### Exercise instructions:
All of the data below is to be printed again exactly.
■ ■ ■ ■
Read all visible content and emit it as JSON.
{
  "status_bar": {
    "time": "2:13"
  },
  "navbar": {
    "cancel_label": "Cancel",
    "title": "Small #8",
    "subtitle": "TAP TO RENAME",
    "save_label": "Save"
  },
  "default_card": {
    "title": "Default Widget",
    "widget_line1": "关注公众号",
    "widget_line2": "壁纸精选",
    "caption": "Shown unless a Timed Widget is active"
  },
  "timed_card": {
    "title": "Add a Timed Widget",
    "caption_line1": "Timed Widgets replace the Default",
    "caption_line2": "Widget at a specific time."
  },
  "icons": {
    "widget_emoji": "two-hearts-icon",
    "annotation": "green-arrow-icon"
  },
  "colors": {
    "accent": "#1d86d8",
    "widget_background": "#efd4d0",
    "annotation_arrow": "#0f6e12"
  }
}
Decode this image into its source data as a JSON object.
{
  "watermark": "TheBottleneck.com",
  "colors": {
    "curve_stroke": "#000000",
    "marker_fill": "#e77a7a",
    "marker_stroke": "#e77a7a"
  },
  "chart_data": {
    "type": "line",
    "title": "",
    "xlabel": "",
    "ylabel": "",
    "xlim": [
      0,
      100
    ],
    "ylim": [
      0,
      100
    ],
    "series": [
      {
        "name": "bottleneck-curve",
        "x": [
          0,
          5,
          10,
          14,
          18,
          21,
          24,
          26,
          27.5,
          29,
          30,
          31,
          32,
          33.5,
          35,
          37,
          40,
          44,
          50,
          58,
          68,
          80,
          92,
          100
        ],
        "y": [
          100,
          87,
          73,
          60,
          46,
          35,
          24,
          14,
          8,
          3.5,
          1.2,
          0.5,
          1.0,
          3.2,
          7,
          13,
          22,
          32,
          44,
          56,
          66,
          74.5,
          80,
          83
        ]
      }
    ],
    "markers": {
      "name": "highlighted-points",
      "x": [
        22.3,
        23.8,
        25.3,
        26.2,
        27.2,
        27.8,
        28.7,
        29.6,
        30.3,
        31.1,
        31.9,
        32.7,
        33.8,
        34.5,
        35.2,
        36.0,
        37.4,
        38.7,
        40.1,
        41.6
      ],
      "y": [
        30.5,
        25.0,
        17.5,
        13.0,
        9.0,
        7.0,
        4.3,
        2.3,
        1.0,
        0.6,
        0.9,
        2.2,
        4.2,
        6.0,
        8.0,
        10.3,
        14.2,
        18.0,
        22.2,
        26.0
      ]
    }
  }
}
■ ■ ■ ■
### Solution:
Read all visible content and emit it as JSON.
{
  "status_bar": {
    "time": "2:13"
  },
  "navbar": {
    "cancel_label": "Cancel",
    "title": "Small #8",
    "subtitle": "TAP TO RENAME",
    "save_label": "Save"
  },
  "default_card": {
    "title": "Default Widget",
    "widget_line1": "关注公众号",
    "widget_line2": "壁纸精选",
    "caption": "Shown unless a Timed Widget is active"
  },
  "timed_card": {
    "title": "Add a Timed Widget",
    "caption_line1": "Timed Widgets replace the Default",
    "caption_line2": "Widget at a specific time."
  },
  "icons": {
    "widget_emoji": "two-hearts-icon",
    "annotation": "green-arrow-icon"
  },
  "colors": {
    "accent": "#1d86d8",
    "widget_background": "#efd4d0",
    "annotation_arrow": "#0f6e12"
  }
}
Decode this image into its source data as a JSON object.
{
  "watermark": "TheBottleneck.com",
  "colors": {
    "curve_stroke": "#000000",
    "marker_fill": "#e77a7a",
    "marker_stroke": "#e77a7a"
  },
  "chart_data": {
    "type": "line",
    "title": "",
    "xlabel": "",
    "ylabel": "",
    "xlim": [
      0,
      100
    ],
    "ylim": [
      0,
      100
    ],
    "series": [
      {
        "name": "bottleneck-curve",
        "x": [
          0,
          5,
          10,
          14,
          18,
          21,
          24,
          26,
          27.5,
          29,
          30,
          31,
          32,
          33.5,
          35,
          37,
          40,
          44,
          50,
          58,
          68,
          80,
          92,
          100
        ],
        "y": [
          100,
          87,
          73,
          60,
          46,
          35,
          24,
          14,
          8,
          3.5,
          1.2,
          0.5,
          1.0,
          3.2,
          7,
          13,
          22,
          32,
          44,
          56,
          66,
          74.5,
          80,
          83
        ]
      }
    ],
    "markers": {
      "name": "highlighted-points",
      "x": [
        22.3,
        23.8,
        25.3,
        26.2,
        27.2,
        27.8,
        28.7,
        29.6,
        30.3,
        31.1,
        31.9,
        32.7,
        33.8,
        34.5,
        35.2,
        36.0,
        37.4,
        38.7,
        40.1,
        41.6
      ],
      "y": [
        30.5,
        25.0,
        17.5,
        13.0,
        9.0,
        7.0,
        4.3,
        2.3,
        1.0,
        0.6,
        0.9,
        2.2,
        4.2,
        6.0,
        8.0,
        10.3,
        14.2,
        18.0,
        22.2,
        26.0
      ]
    }
  }
}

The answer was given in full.